Work instruction: Write the records out again in full, word for word.

[Excerpts from a dataset]
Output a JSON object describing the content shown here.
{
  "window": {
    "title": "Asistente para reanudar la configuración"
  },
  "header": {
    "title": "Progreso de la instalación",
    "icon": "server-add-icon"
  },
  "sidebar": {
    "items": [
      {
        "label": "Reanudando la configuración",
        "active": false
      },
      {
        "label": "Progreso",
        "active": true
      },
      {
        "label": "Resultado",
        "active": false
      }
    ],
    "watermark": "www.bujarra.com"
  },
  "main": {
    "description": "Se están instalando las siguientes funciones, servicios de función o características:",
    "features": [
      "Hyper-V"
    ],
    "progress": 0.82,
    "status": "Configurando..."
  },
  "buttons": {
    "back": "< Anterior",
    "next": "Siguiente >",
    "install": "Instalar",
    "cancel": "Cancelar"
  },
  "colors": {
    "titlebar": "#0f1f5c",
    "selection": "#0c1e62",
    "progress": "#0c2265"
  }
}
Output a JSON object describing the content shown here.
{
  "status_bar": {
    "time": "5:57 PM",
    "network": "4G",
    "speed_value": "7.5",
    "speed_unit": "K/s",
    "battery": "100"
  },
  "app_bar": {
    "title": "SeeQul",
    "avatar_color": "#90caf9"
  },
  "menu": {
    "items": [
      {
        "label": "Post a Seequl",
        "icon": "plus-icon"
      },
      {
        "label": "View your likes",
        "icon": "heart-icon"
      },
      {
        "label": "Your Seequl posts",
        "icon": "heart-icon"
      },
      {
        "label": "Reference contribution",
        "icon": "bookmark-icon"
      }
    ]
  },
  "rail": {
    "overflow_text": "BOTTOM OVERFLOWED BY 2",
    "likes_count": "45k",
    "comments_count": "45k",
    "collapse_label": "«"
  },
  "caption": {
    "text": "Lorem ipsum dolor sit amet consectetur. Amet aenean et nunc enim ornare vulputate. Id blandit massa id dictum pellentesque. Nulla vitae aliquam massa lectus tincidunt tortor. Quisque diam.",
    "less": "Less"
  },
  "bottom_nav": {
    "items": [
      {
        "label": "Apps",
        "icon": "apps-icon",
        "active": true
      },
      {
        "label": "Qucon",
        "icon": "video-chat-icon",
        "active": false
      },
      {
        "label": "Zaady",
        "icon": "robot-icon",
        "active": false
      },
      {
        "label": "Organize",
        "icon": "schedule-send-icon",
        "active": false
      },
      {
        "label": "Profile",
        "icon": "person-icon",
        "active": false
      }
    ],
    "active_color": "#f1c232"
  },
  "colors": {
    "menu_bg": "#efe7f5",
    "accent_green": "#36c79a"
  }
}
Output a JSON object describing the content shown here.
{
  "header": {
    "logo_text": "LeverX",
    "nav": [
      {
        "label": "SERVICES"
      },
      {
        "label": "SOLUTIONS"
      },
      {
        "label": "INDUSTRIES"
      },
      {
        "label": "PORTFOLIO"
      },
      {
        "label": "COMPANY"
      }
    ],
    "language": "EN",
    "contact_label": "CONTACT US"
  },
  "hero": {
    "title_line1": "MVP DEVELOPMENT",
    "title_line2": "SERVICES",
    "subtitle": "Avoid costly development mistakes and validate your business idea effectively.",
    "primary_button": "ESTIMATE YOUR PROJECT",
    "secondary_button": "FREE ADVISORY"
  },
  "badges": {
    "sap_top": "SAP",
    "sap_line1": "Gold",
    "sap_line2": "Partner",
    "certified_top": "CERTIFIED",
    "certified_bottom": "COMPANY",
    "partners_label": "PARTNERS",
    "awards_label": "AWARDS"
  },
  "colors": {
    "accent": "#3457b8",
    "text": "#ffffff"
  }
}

Task response:
Output a JSON object describing the content shown here.
{
  "window": {
    "title": "Asistente para reanudar la configuración"
  },
  "header": {
    "title": "Progreso de la instalación",
    "icon": "server-add-icon"
  },
  "sidebar": {
    "items": [
      {
        "label": "Reanudando la configuración",
        "active": false
      },
      {
        "label": "Progreso",
        "active": true
      },
      {
        "label": "Resultado",
        "active": false
      }
    ],
    "watermark": "www.bujarra.com"
  },
  "main": {
    "description": "Se están instalando las siguientes funciones, servicios de función o características:",
    "features": [
      "Hyper-V"
    ],
    "progress": 0.82,
    "status": "Configurando..."
  },
  "buttons": {
    "back": "< Anterior",
    "next": "Siguiente >",
    "install": "Instalar",
    "cancel": "Cancelar"
  },
  "colors": {
    "titlebar": "#0f1f5c",
    "selection": "#0c1e62",
    "progress": "#0c2265"
  }
}
Output a JSON object describing the content shown here.
{
  "status_bar": {
    "time": "5:57 PM",
    "network": "4G",
    "speed_value": "7.5",
    "speed_unit": "K/s",
    "battery": "100"
  },
  "app_bar": {
    "title": "SeeQul",
    "avatar_color": "#90caf9"
  },
  "menu": {
    "items": [
      {
        "label": "Post a Seequl",
        "icon": "plus-icon"
      },
      {
        "label": "View your likes",
        "icon": "heart-icon"
      },
      {
        "label": "Your Seequl posts",
        "icon": "heart-icon"
      },
      {
        "label": "Reference contribution",
        "icon": "bookmark-icon"
      }
    ]
  },
  "rail": {
    "overflow_text": "BOTTOM OVERFLOWED BY 2",
    "likes_count": "45k",
    "comments_count": "45k",
    "collapse_label": "«"
  },
  "caption": {
    "text": "Lorem ipsum dolor sit amet consectetur. Amet aenean et nunc enim ornare vulputate. Id blandit massa id dictum pellentesque. Nulla vitae aliquam massa lectus tincidunt tortor. Quisque diam.",
    "less": "Less"
  },
  "bottom_nav": {
    "items": [
      {
        "label": "Apps",
        "icon": "apps-icon",
        "active": true
      },
      {
        "label": "Qucon",
        "icon": "video-chat-icon",
        "active": false
      },
      {
        "label": "Zaady",
        "icon": "robot-icon",
        "active": false
      },
      {
        "label": "Organize",
        "icon": "schedule-send-icon",
        "active": false
      },
      {
        "label": "Profile",
        "icon": "person-icon",
        "active": false
      }
    ],
    "active_color": "#f1c232"
  },
  "colors": {
    "menu_bg": "#efe7f5",
    "accent_green": "#36c79a"
  }
}
Output a JSON object describing the content shown here.
{
  "header": {
    "logo_text": "LeverX",
    "nav": [
      {
        "label": "SERVICES"
      },
      {
        "label": "SOLUTIONS"
      },
      {
        "label": "INDUSTRIES"
      },
      {
        "label": "PORTFOLIO"
      },
      {
        "label": "COMPANY"
      }
    ],
    "language": "EN",
    "contact_label": "CONTACT US"
  },
  "hero": {
    "title_line1": "MVP DEVELOPMENT",
    "title_line2": "SERVICES",
    "subtitle": "Avoid costly development mistakes and validate your business idea effectively.",
    "primary_button": "ESTIMATE YOUR PROJECT",
    "secondary_button": "FREE ADVISORY"
  },
  "badges": {
    "sap_top": "SAP",
    "sap_line1": "Gold",
    "sap_line2": "Partner",
    "certified_top": "CERTIFIED",
    "certified_bottom": "COMPANY",
    "partners_label": "PARTNERS",
    "awards_label": "AWARDS"
  },
  "colors": {
    "accent": "#3457b8",
    "text": "#ffffff"
  }
}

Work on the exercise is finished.